Then no one mentions the friends you lose along the way. The ones that don’t know what to say when things are going wrong and the ones that wish they were you when it finally worked as they would give anything to be in your position.
Then the time comes to give birth
And it is still not a real concept to you, as you waddled the womby corridors of the hospital cocooned from the outside world trying to get your labour started. You feel like you are having some bizarre out of body experience. Even labour, (as they insist on induction in case anything goes wrong – no rosy water birth for me), is so drugged infused that you can’t really connect with what you are experiencing.
Then our beautiful baby arrived. In the stark glow of the theatre lights we finally became parents, just like that – we had done it.
We had finally won the star prize of the IVF race
Although we had been dramatically changed forever, we couldn’t have been any happier, more relieved or elated if we tried.
Fourteen months later and I still have moments where I can’t believe she is here. There are parenting moments such as looking at first birthday cake ideas, wiping up buttery finger marks and sticking bath toys on our bathroom wall that I thought I would never see and that I treasure every single day.
It feels like a total utter privilege and I take absolutely none of it for granted. A privilege I thought I would never have. It is also a privilege I would never ever upset others with. I would never ask another man or woman when they plan on having children as I know only too well the pain and anguish that question can cause. You never know where on their journey to having their family they are and you will never know how they might ache to be in your position.
Therefore, I ask you to be kind
Please, please don’t ask someone when they are going to have children as you could be causing untold pain and suffering that is so unnecessary and completely avoidable.
We are not educated on infertility in schools and this must change. We are sold IVF as a quick fix through the media and it is anything but. It is an all absorbing, emotionally destructive process that ultimately changes you forever, even if you do finally win the IVF race, you are not the same people that you were at the start line. The fertility industry is booming whilst infertility is rising, and no one seems to be trying to tackle the question of why.
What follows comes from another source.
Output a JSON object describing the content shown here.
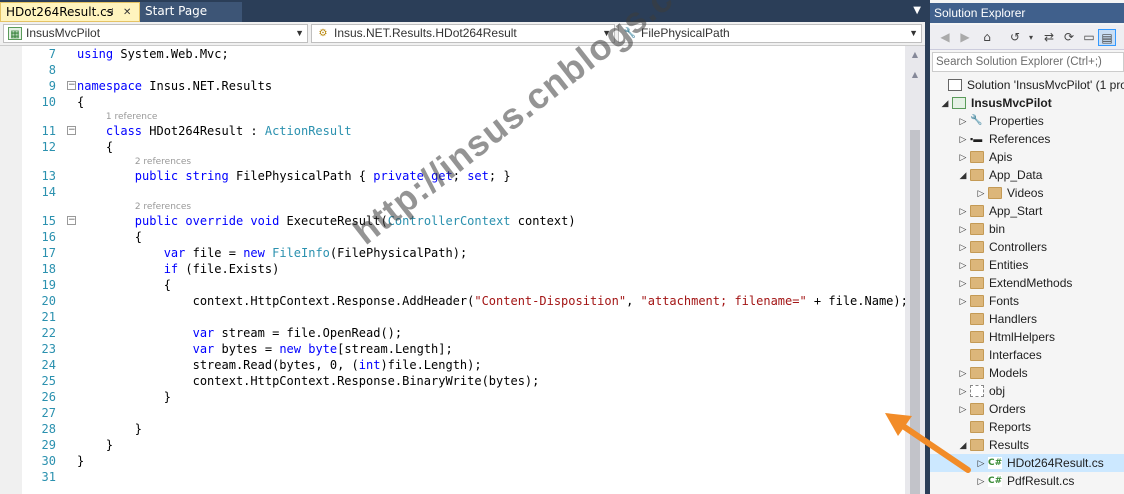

Why are we not taught how to protect our fertility when we are young for when we are older? Our future selves would thank us. Surely if fertility education can help some avoid such pain and anguish then that is something worth investing in.
I have no regrets about doing IVF as our beautiful girl exists because of it. It is a miracle treatment that can give the gift of parenthood to those that wouldn’t otherwise have the opportunity. I just very much feel that it is being sold as a quick fix one-time only treatment and it is anything else but.
Finally, a note to our dear little girl
Mummy and daddy’s hearts were broken before you came along but you helped put them back together. You are the light of all our lives and we love you and everything makes sense now that you are finally here.